The Fairbanks Daily News-Miner reported the geese were seen Friday morning, a couple hours before a swan appeared in the Chena River just downstream of the University Avenue bridge.
The geese arrived a day later than last year, but it’s still the fourth-earliest appearance since the Alaska Department of Fish and Game began keeping records in 1976. Spring migration is a big event at the refuge in Alaska’s second-largest city, attracting hundreds of spectators eager to view geese and sandhill cranes.
The first geese of 2014 were seen at 8:03 a.m. by Ray Johnson and Derrek Helgeson from Fish and Game.
“We were out talking and heard them flying overhead,” said Johnson, a hunter information and training technician. “They landed in front of the observation deck, and a raven chased them off.”
Helgeson checked the time on his cellphone and suggested they notify somebody. Johnson, however, said that probably wasn’t necessary and the men returned to work.
The news started to fly when Helgeson bumped into Mark Ross, a naturalist and biologist with Fish and Game, and mentioned the geese.
Ross frantically quizzed Helgeson about the birds, worried that he and Johnson might have mistaken them for decoys that had been placed in the field as an April Fool’s joke.
Ross then called Johnson to confirm the sighting before notifying the news media.
“Everybody was pretty exuberant,” Ross said.
Two days before the arrival, workers from Fairbanks International Airport plowed paths at Creamer’s Field, hoping the cleared area will draw birds away from runways and grassy areas near tarmacs. Members of the Borealis Kiwanis on Saturday provided an extra incentive for geese to land at the refuge. Club members spread barley on refuge fields to give geese something to eat.
A couple hours after the geese sighting at Creamer’s Field, artist and outdoor observer Dan Kennedy noticed a swan downstream in the Chena River behind the Bureau of Land Management building.
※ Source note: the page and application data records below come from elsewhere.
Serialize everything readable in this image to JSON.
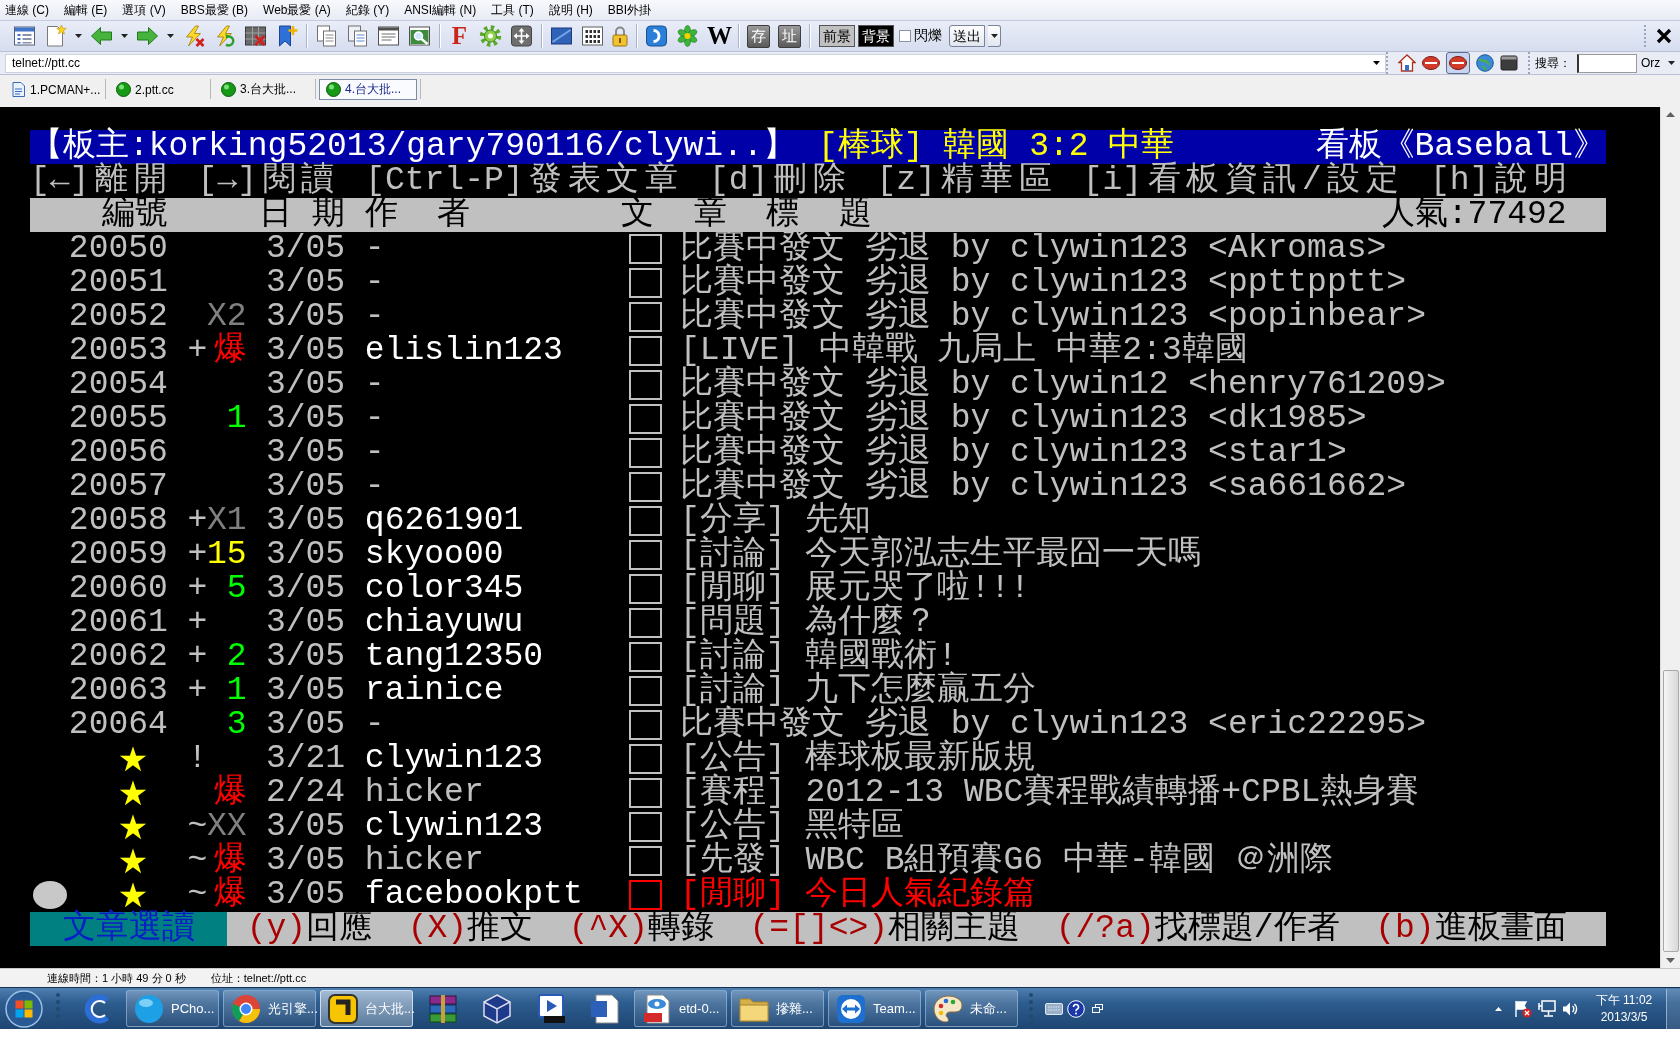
{
  "menu": [
    "連線 (C)",
    "編輯 (E)",
    "選項 (V)",
    "BBS最愛 (B)",
    "Web最愛 (A)",
    "紀錄 (Y)",
    "ANSI編輯 (N)",
    "工具 (T)",
    "說明 (H)",
    "BBI外掛"
  ],
  "toolbar": {
    "font_button": "F",
    "wiki_button": "W",
    "save_button": "存",
    "address_button": "址",
    "foreground_button": "前景",
    "background_button": "背景",
    "blink": {
      "label": "閃爍",
      "checked": false
    },
    "send_button": "送出"
  },
  "address_bar": {
    "address": "telnet://ptt.cc",
    "search_label": "搜尋：",
    "search_engine": "Orz"
  },
  "tabs": [
    {
      "label": "1.PCMAN+...",
      "kind": "page",
      "selected": false
    },
    {
      "label": "2.ptt.cc",
      "kind": "connection",
      "selected": false
    },
    {
      "label": "3.台大批...",
      "kind": "connection",
      "selected": false
    },
    {
      "label": "4.台大批...",
      "kind": "connection",
      "selected": true
    }
  ],
  "terminal": {
    "board_title": {
      "moderators": "【板主:korking52013/gary790116/clywi..】",
      "topic": "[棒球] 韓國 3:2 中華",
      "board": "看板《Baseball》"
    },
    "commands": "[←]離開 [→]閱讀 [Ctrl-P]發表文章 [d]刪除 [z]精華區 [i]看板資訊/設定 [h]說明",
    "columns": [
      "編號",
      "日 期",
      "作  者",
      "文  章  標  題"
    ],
    "popularity": "人氣:77492",
    "rows": [
      {
        "kind": "article",
        "number": "20050",
        "date": "3/05",
        "author": {
          "name": "-",
          "color": "#c0c0c0"
        },
        "title": "比賽中發文 劣退 by clywin123 <Akromas>",
        "color": "#c0c0c0",
        "selected": false
      },
      {
        "kind": "article",
        "number": "20051",
        "date": "3/05",
        "author": {
          "name": "-",
          "color": "#c0c0c0"
        },
        "title": "比賽中發文 劣退 by clywin123 <ppttpptt>",
        "color": "#c0c0c0",
        "selected": false
      },
      {
        "kind": "article",
        "number": "20052",
        "push": {
          "text": "X2",
          "color": "#808080"
        },
        "date": "3/05",
        "author": {
          "name": "-",
          "color": "#c0c0c0"
        },
        "title": "比賽中發文 劣退 by clywin123 <popinbear>",
        "color": "#c0c0c0",
        "selected": false
      },
      {
        "kind": "article",
        "number": "20053",
        "unread": "+",
        "push": {
          "text": "爆",
          "color": "#ff0000"
        },
        "date": "3/05",
        "author": {
          "name": "elislin123",
          "color": "#ffffff"
        },
        "title": "[LIVE] 中韓戰 九局上 中華2:3韓國",
        "color": "#c0c0c0",
        "selected": false
      },
      {
        "kind": "article",
        "number": "20054",
        "date": "3/05",
        "author": {
          "name": "-",
          "color": "#c0c0c0"
        },
        "title": "比賽中發文 劣退 by clywin12 <henry761209>",
        "color": "#c0c0c0",
        "selected": false
      },
      {
        "kind": "article",
        "number": "20055",
        "push": {
          "text": "1",
          "color": "#00ff00"
        },
        "date": "3/05",
        "author": {
          "name": "-",
          "color": "#c0c0c0"
        },
        "title": "比賽中發文 劣退 by clywin123 <dk1985>",
        "color": "#c0c0c0",
        "selected": false
      },
      {
        "kind": "article",
        "number": "20056",
        "date": "3/05",
        "author": {
          "name": "-",
          "color": "#c0c0c0"
        },
        "title": "比賽中發文 劣退 by clywin123 <star1>",
        "color": "#c0c0c0",
        "selected": false
      },
      {
        "kind": "article",
        "number": "20057",
        "date": "3/05",
        "author": {
          "name": "-",
          "color": "#c0c0c0"
        },
        "title": "比賽中發文 劣退 by clywin123 <sa661662>",
        "color": "#c0c0c0",
        "selected": false
      },
      {
        "kind": "article",
        "number": "20058",
        "unread": "+",
        "push": {
          "text": "X1",
          "color": "#808080"
        },
        "date": "3/05",
        "author": {
          "name": "q6261901",
          "color": "#ffffff"
        },
        "title": "[分享] 先知",
        "color": "#c0c0c0",
        "selected": false
      },
      {
        "kind": "article",
        "number": "20059",
        "unread": "+",
        "push": {
          "text": "15",
          "color": "#ffff00"
        },
        "date": "3/05",
        "author": {
          "name": "skyoo00",
          "color": "#ffffff"
        },
        "title": "[討論] 今天郭泓志生平最囧一天嗎",
        "color": "#c0c0c0",
        "selected": false
      },
      {
        "kind": "article",
        "number": "20060",
        "unread": "+",
        "push": {
          "text": "5",
          "color": "#00ff00"
        },
        "date": "3/05",
        "author": {
          "name": "color345",
          "color": "#ffffff"
        },
        "title": "[閒聊] 展元哭了啦!!!",
        "color": "#c0c0c0",
        "selected": false
      },
      {
        "kind": "article",
        "number": "20061",
        "unread": "+",
        "date": "3/05",
        "author": {
          "name": "chiayuwu",
          "color": "#ffffff"
        },
        "title": "[問題] 為什麼？",
        "color": "#c0c0c0",
        "selected": false
      },
      {
        "kind": "article",
        "number": "20062",
        "unread": "+",
        "push": {
          "text": "2",
          "color": "#00ff00"
        },
        "date": "3/05",
        "author": {
          "name": "tang12350",
          "color": "#ffffff"
        },
        "title": "[討論] 韓國戰術!",
        "color": "#c0c0c0",
        "selected": false
      },
      {
        "kind": "article",
        "number": "20063",
        "unread": "+",
        "push": {
          "text": "1",
          "color": "#00ff00"
        },
        "date": "3/05",
        "author": {
          "name": "rainice",
          "color": "#ffffff"
        },
        "title": "[討論] 九下怎麼贏五分",
        "color": "#c0c0c0",
        "selected": false
      },
      {
        "kind": "article",
        "number": "20064",
        "push": {
          "text": "3",
          "color": "#00ff00"
        },
        "date": "3/05",
        "author": {
          "name": "-",
          "color": "#c0c0c0"
        },
        "title": "比賽中發文 劣退 by clywin123 <eric22295>",
        "color": "#c0c0c0",
        "selected": false
      },
      {
        "kind": "pinned",
        "marker": "★",
        "unread": "!",
        "date": "3/21",
        "author": {
          "name": "clywin123",
          "color": "#ffffff"
        },
        "title": "[公告] 棒球板最新版規",
        "color": "#c0c0c0",
        "selected": false
      },
      {
        "kind": "pinned",
        "marker": "★",
        "push": {
          "text": "爆",
          "color": "#ff0000"
        },
        "date": "2/24",
        "author": {
          "name": "hicker",
          "color": "#c0c0c0"
        },
        "title": "[賽程] 2012-13 WBC賽程戰績轉播+CPBL熱身賽",
        "color": "#c0c0c0",
        "selected": false
      },
      {
        "kind": "pinned",
        "marker": "★",
        "unread": "~",
        "push": {
          "text": "XX",
          "color": "#808080"
        },
        "date": "3/05",
        "author": {
          "name": "clywin123",
          "color": "#ffffff"
        },
        "title": "[公告] 黑特區",
        "color": "#c0c0c0",
        "selected": false
      },
      {
        "kind": "pinned",
        "marker": "★",
        "unread": "~",
        "push": {
          "text": "爆",
          "color": "#ff0000"
        },
        "date": "3/05",
        "author": {
          "name": "hicker",
          "color": "#c0c0c0"
        },
        "title": "[先發] WBC B組預賽G6 中華-韓國 ＠洲際",
        "color": "#c0c0c0",
        "selected": false
      },
      {
        "kind": "pinned",
        "marker": "★",
        "unread": "~",
        "push": {
          "text": "爆",
          "color": "#ff0000"
        },
        "date": "3/05",
        "author": {
          "name": "facebookptt",
          "color": "#ffffff"
        },
        "title": "[閒聊] 今日人氣紀錄篇",
        "color": "#ff0000",
        "selected": true
      }
    ],
    "footer": {
      "mode": "文章選讀",
      "hints": [
        {
          "key": "(y)",
          "label": "回應"
        },
        {
          "key": "(X)",
          "label": "推文"
        },
        {
          "key": "(^X)",
          "label": "轉錄"
        },
        {
          "key": "(=[]<>)",
          "label": "相關主題"
        },
        {
          "key": "(/?a)",
          "label": "找標題/作者"
        },
        {
          "key": "(b)",
          "label": "進板畫面"
        }
      ]
    }
  },
  "status_bar": {
    "connection_time": "連線時間：1 小時 49 分 0 秒",
    "address": "位址：telnet://ptt.cc"
  },
  "taskbar": {
    "items": [
      {
        "kind": "pinned"
      },
      {
        "kind": "window",
        "label": "PCho...",
        "selected": false
      },
      {
        "kind": "window",
        "label": "光引擎...",
        "selected": false
      },
      {
        "kind": "window",
        "label": "台大批...",
        "selected": true
      },
      {
        "kind": "pinned"
      },
      {
        "kind": "pinned"
      },
      {
        "kind": "pinned"
      },
      {
        "kind": "pinned"
      },
      {
        "kind": "window",
        "label": "etd-0...",
        "selected": false
      },
      {
        "kind": "window",
        "label": "摻雜...",
        "selected": false
      },
      {
        "kind": "window",
        "label": "Team...",
        "selected": false
      },
      {
        "kind": "window",
        "label": "未命...",
        "selected": false
      }
    ],
    "clock": {
      "time": "下午 11:02",
      "date": "2013/3/5"
    }
  }
}
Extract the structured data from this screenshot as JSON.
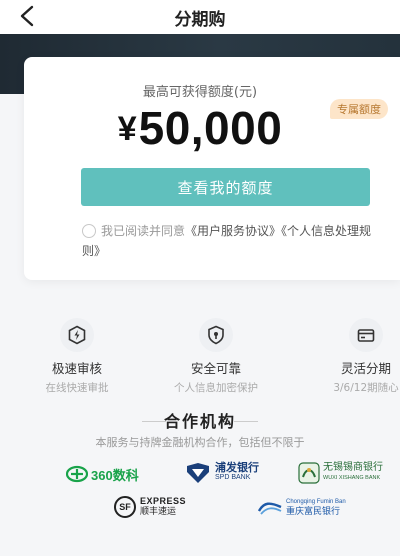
{
  "header": {
    "title": "分期购"
  },
  "card": {
    "quota_label": "最高可获得额度(元)",
    "badge": "专属额度",
    "currency": "¥",
    "amount": "50,000",
    "cta_label": "查看我的额度",
    "agreement": {
      "prefix": "我已阅读并同意",
      "link1": "《用户服务协议》",
      "link2": "《个人信息处理规则》"
    }
  },
  "features": [
    {
      "icon": "lightning-icon",
      "title": "极速审核",
      "subtitle": "在线快速审批"
    },
    {
      "icon": "lock-shield-icon",
      "title": "安全可靠",
      "subtitle": "个人信息加密保护"
    },
    {
      "icon": "card-icon",
      "title": "灵活分期",
      "subtitle": "3/6/12期随心"
    }
  ],
  "partners": {
    "title": "合作机构",
    "subtitle": "本服务与持牌金融机构合作，包括但不限于",
    "logos": [
      {
        "name": "360数科",
        "color": "#19a34a"
      },
      {
        "name": "浦发银行",
        "sub": "SPD BANK",
        "color": "#1a3f7a"
      },
      {
        "name": "无锡锡商银行",
        "sub": "WUXI XISHANG BANK",
        "color": "#2a6f3a"
      },
      {
        "name": "顺丰速运",
        "sub": "EXPRESS",
        "badge": "SF",
        "color": "#222222"
      },
      {
        "name": "重庆富民银行",
        "sub": "Chongqing Fumin Ban",
        "color": "#1e5aa8"
      }
    ]
  },
  "colors": {
    "accent": "#60c0bd",
    "badge_bg": "#fde5c9",
    "badge_text": "#b6772f"
  }
}
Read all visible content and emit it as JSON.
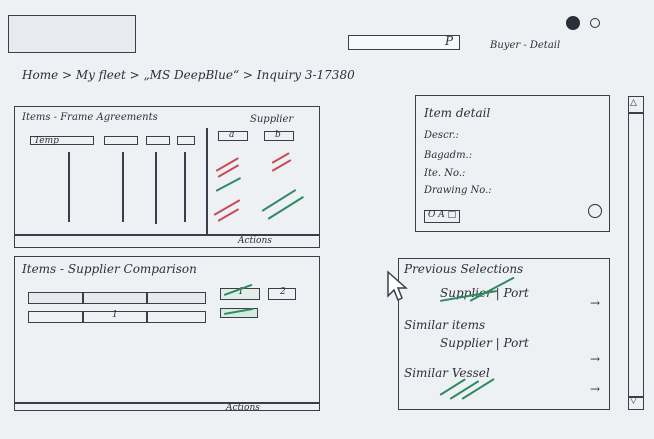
{
  "logo": {
    "text": ""
  },
  "header": {
    "search_button": "P",
    "user_label": "Buyer - Detail"
  },
  "breadcrumb": {
    "text": "Home > My fleet > „MS DeepBlue“ > Inquiry 3-17380"
  },
  "panels": {
    "items_frame": {
      "title": "Items - Frame Agreements",
      "supplier_label": "Supplier",
      "column_headers": [
        "Temp",
        "~~~",
        "~~",
        "~~~"
      ],
      "supplier_headers": [
        "a",
        "b"
      ],
      "actions": "Actions"
    },
    "item_detail": {
      "title": "Item detail",
      "fields": [
        "Descr.:",
        "Bagadm.:",
        "Ite. No.:",
        "Drawing No.:"
      ],
      "button_group_label": "O A □"
    },
    "comparison": {
      "title": "Items - Supplier Comparison",
      "row_labels": [
        "1"
      ],
      "right_buttons": [
        "1",
        "2"
      ],
      "actions": "Actions"
    },
    "sidebar": {
      "previous_selections_title": "Previous Selections",
      "supplier_port": "Supplier | Port",
      "similar_items_title": "Similar items",
      "similar_items_sub": "Supplier | Port",
      "similar_vessel_title": "Similar Vessel",
      "arrow": "→"
    }
  },
  "scrollbar": {
    "up": "△",
    "down": "▽"
  },
  "colors": {
    "ink": "#3a3f4b",
    "red": "#c84b55",
    "green": "#2f8a62",
    "paper": "#eef1f4"
  }
}
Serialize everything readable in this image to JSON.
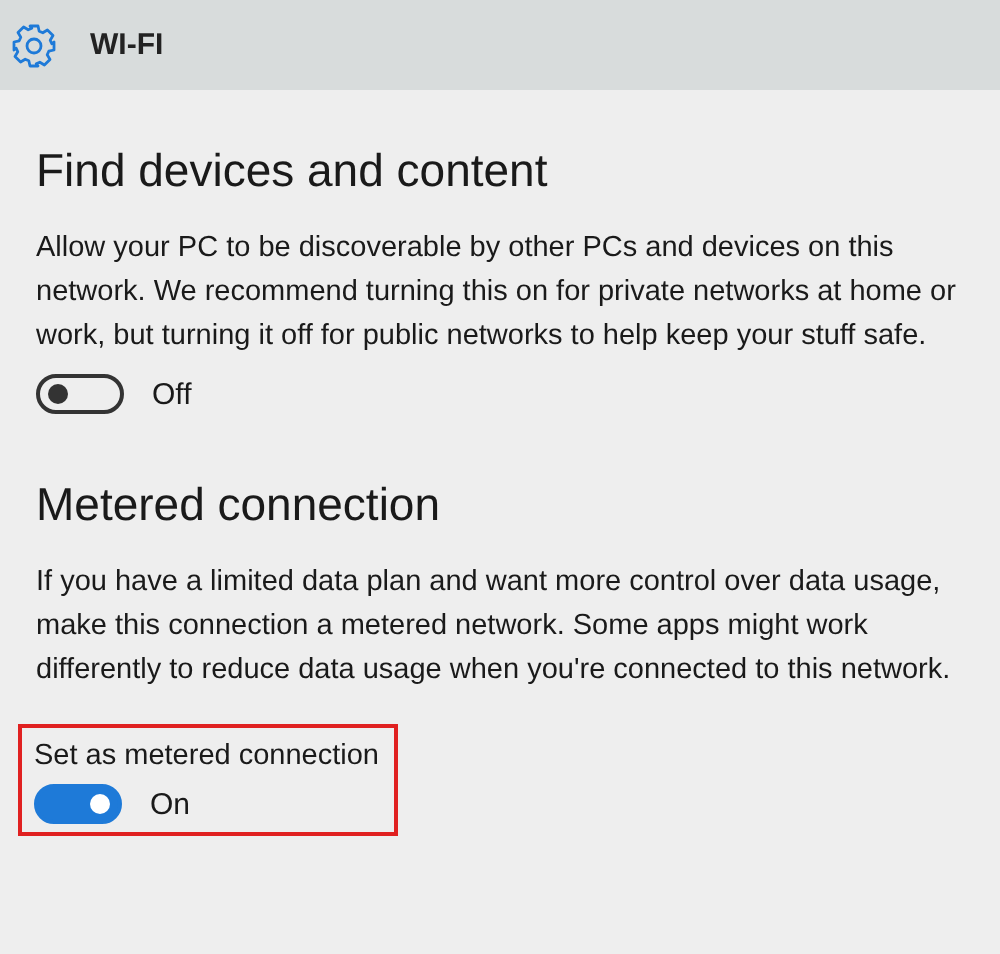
{
  "header": {
    "title": "WI-FI"
  },
  "sections": [
    {
      "heading": "Find devices and content",
      "description": "Allow your PC to be discoverable by other PCs and devices on this network. We recommend turning this on for private networks at home or work, but turning it off for public networks to help keep your stuff safe.",
      "toggle": {
        "on": false,
        "state_text": "Off"
      }
    },
    {
      "heading": "Metered connection",
      "description": "If you have a limited data plan and want more control over data usage, make this connection a metered network. Some apps might work differently to reduce data usage when you're connected to this network.",
      "setting_label": "Set as metered connection",
      "highlighted": true,
      "toggle": {
        "on": true,
        "state_text": "On"
      }
    }
  ]
}
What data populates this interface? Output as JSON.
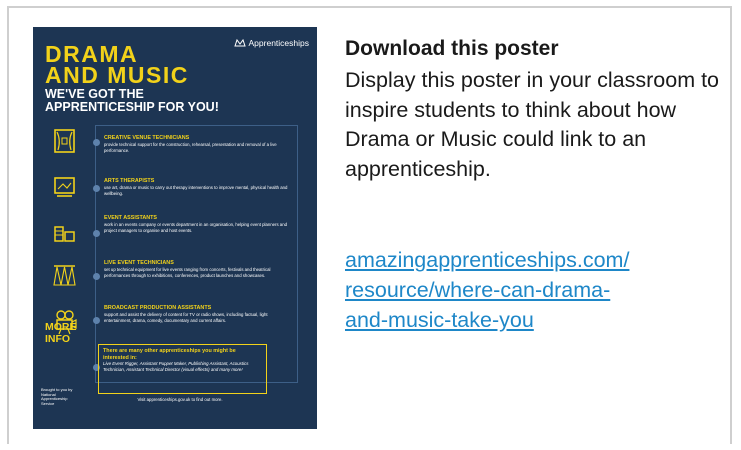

He said it was most likely a trumpeter.
Kennedy saw a woodchuck earlier in the week. The hibernator is typically one of the first critters to awaken in the spring, generally in late March or early April.